If approved, the project would contain a total of 1.2 million square feet of floorspace, with 42,000 square feet set aside for commercial use and a 550-space underground parking garage. Of the apartments, 20 percent—238 units—would be set aside as affordable housing under the city’s inclusionary zoning program.
Best Laid Plans
Everyone has been praying for the inclusion of churches and synagogues in the Midtown East rezoning, but no one has checked in on the situation of hotels yet.
The religious institutions fear they will not be able to profit from the rezoning the same way their private neighbors will. Now, the hotel union and its political backers are worrying that hoteliers might be in the opposite position, of profiting too much from the rezoning. They are requesting that the Department of City Planning require special permits for new hotel development within the rezoning area. So far, the Department of City Planning has reservations about the proposal.
Best Laid Plans
Earlier this week, Councilman Dan Garodnick called on the Department of City Planning to slow down the planning for the new Midtown East rezoning that would add possible a dozen new skyscrapers to the Manhattan skyline. The argument was that with such an important rezoning—the city’s fate as a competitive marketplace hangs in the balance!—more time was needed to consult all the parties and get the plan right.
For essentially the same reasons, the department is now arguing that it cannot wait. Time is of the essence to get these new projects underway.
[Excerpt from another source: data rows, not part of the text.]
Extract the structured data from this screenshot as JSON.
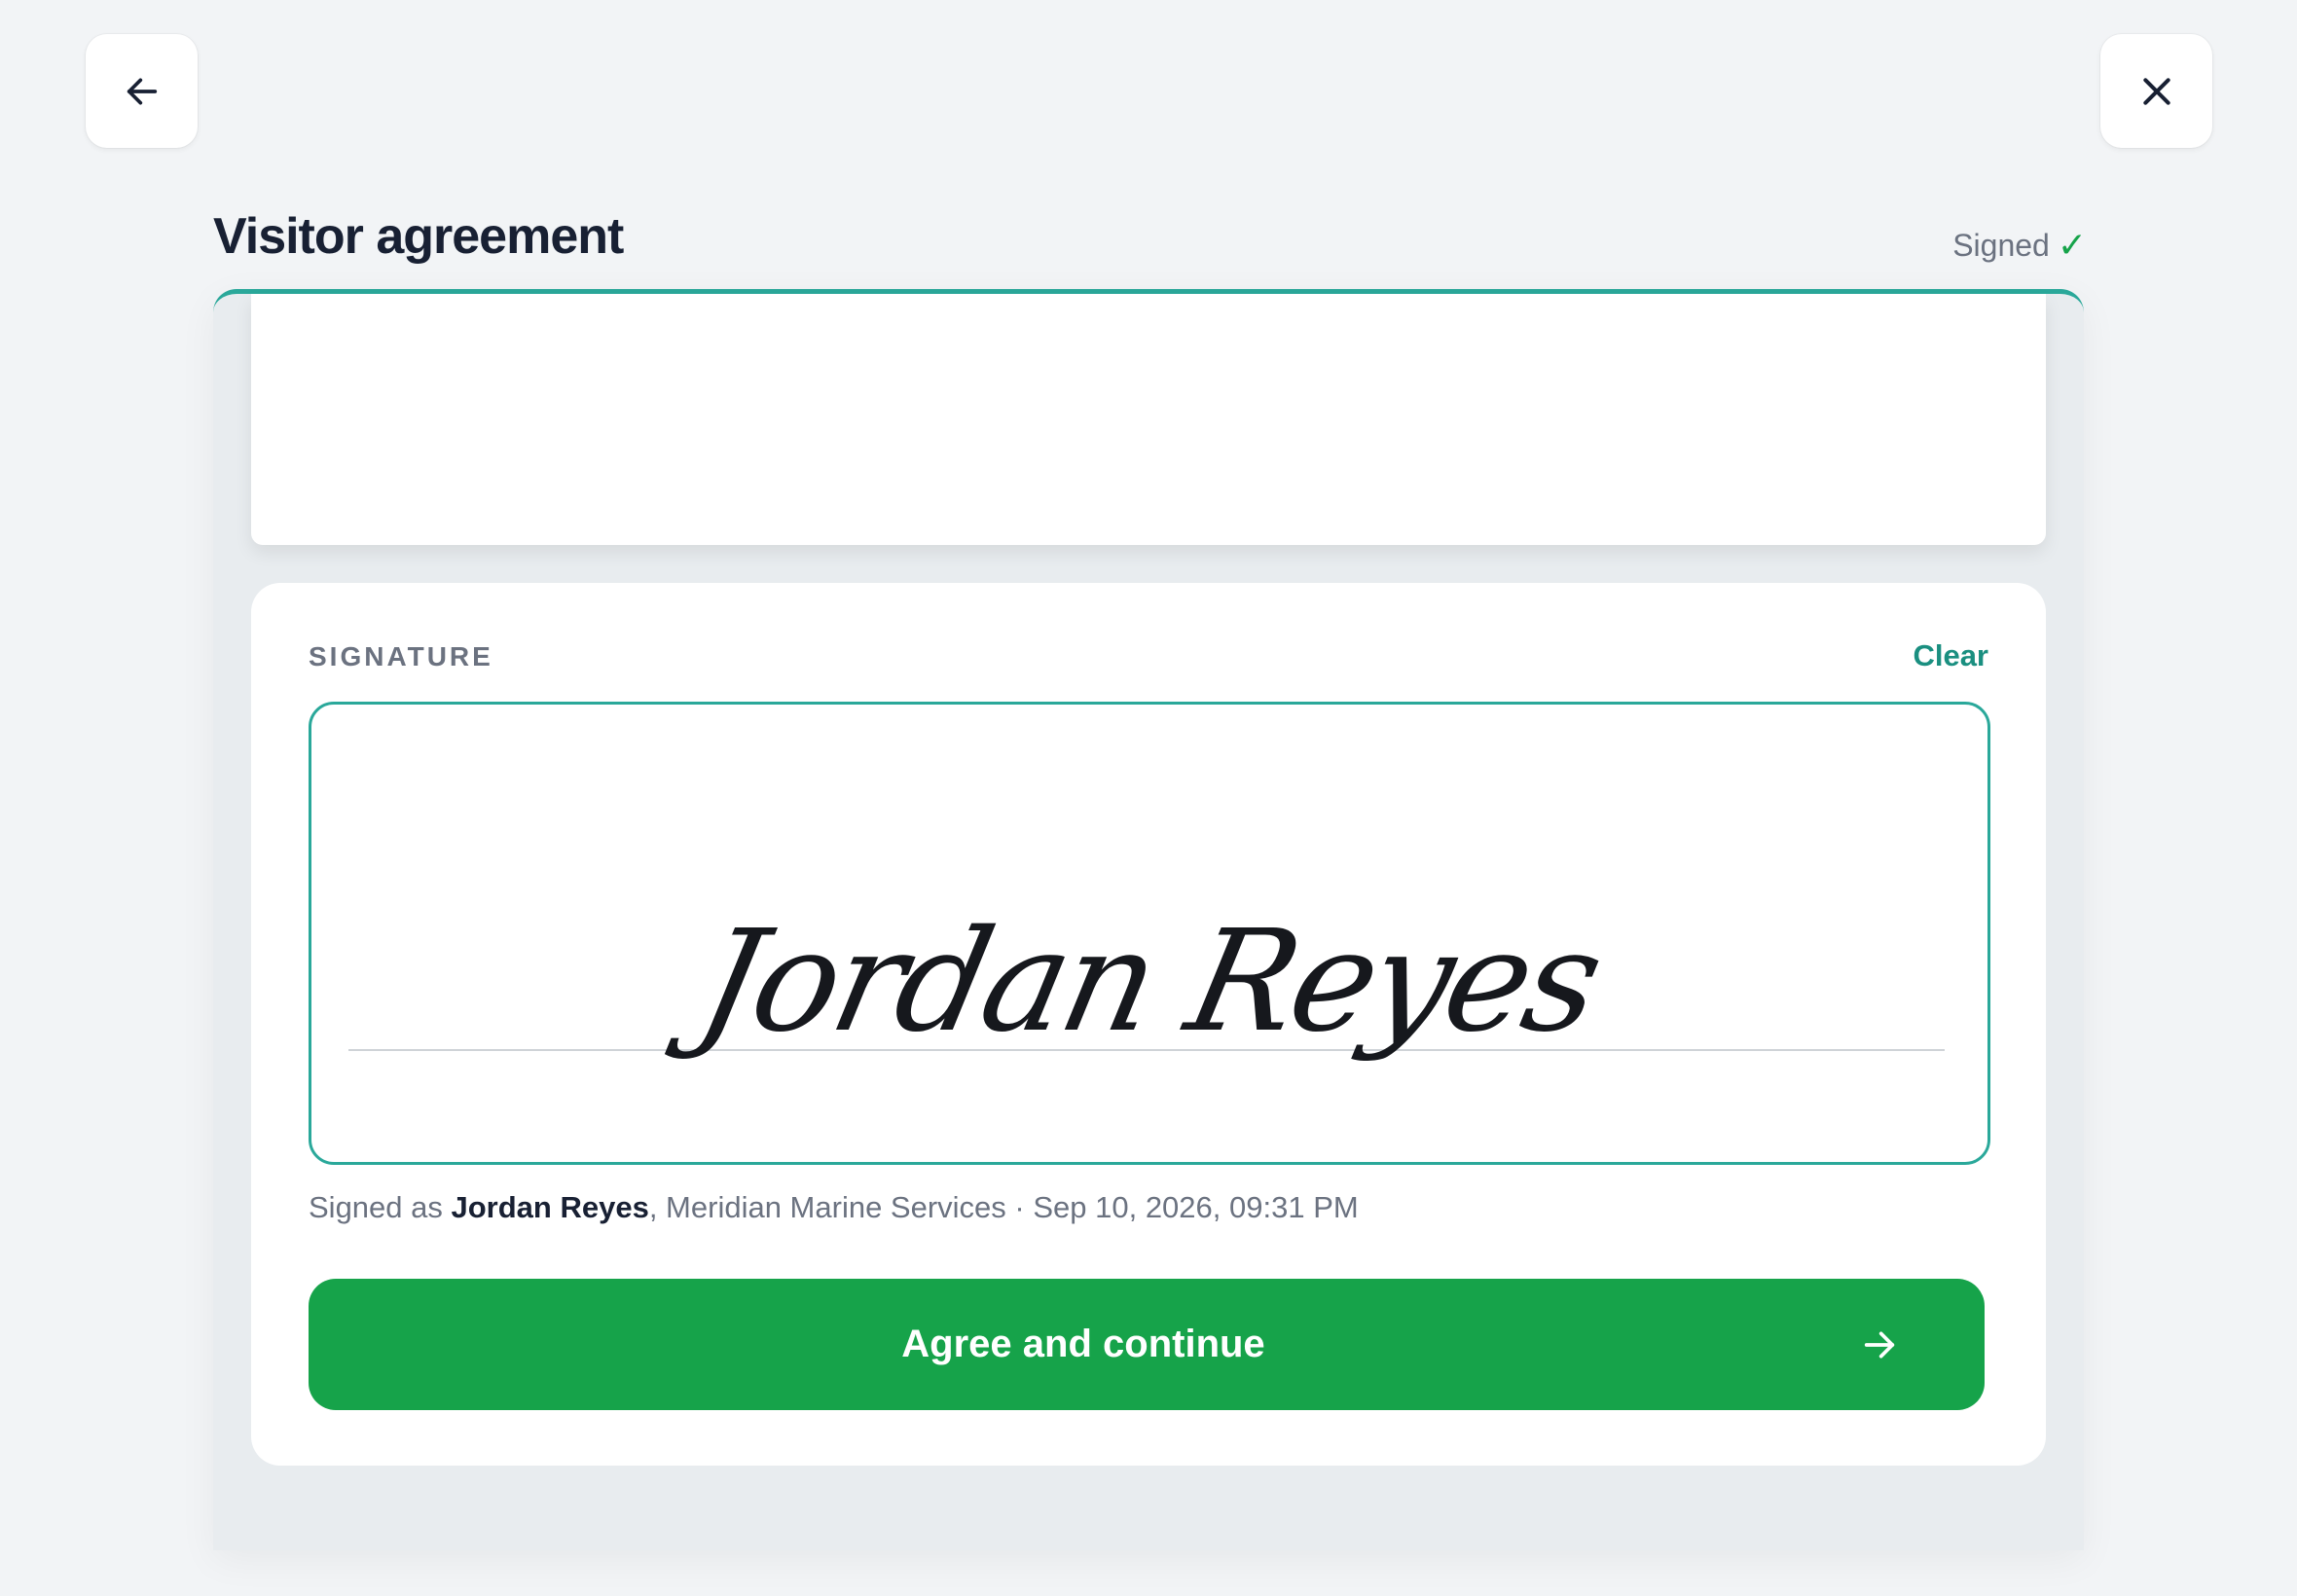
{
  "header": {
    "back_icon": "arrow-left-icon",
    "close_icon": "close-icon",
    "title": "Visitor agreement",
    "status_label": "Signed",
    "status_mark": "✓",
    "status_color": "#16a34a"
  },
  "signature": {
    "section_label": "SIGNATURE",
    "clear_label": "Clear",
    "ink_text": "Jordan Reyes",
    "signed_as_prefix": "Signed as ",
    "signer_name": "Jordan Reyes",
    "signed_as_suffix": ", Meridian Marine Services · Sep 10, 2026, 09:31 PM"
  },
  "actions": {
    "agree_label": "Agree and continue",
    "agree_icon": "arrow-right-icon",
    "agree_color": "#16a34a"
  },
  "theme": {
    "accent": "#2aa89a",
    "link": "#1a8f80"
  }
}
Last Friday night on far west Spring Street, the Ear Inn was crowded as usual. A mix of neighborhood regulars and happy-hour-indulging co-workers from the nearby loft buildings—architects, ad execs, programmers, writers—were crammed around the mahogany bar imbibing. Others were gathered outside around benches on the uncrowned sidewalk two blocks from the West Side Highway.
The bar has been there for 195 years, but forget asking for some sort of mixological cocktail that could be found at hundreds of establishments citywide pretending at this sort of authenticity. Above the bar, beyond the shelves of dusty liquor bottles, are glass carboys, ruddy green and brown glass, the size of harbor buoys. They held wine more than a century ago and disappeared into the bowels of the basement, only to be excavated in the 1970s when the bar was made over by a band of eccentric artists. One of their rank tended bar until five years ago. He has since moved upstate. Things change, then they don’t.
“We’ve gotten the holy trinity of Pret a Manger, Starbucks and Hale & Hearty soups, but otherwise the neighborhood looks the way you imagine it did 100 years ago,” said James Parvin, a segment producer at NBC who lives in a loft he converted himself on nearby Charlton Street.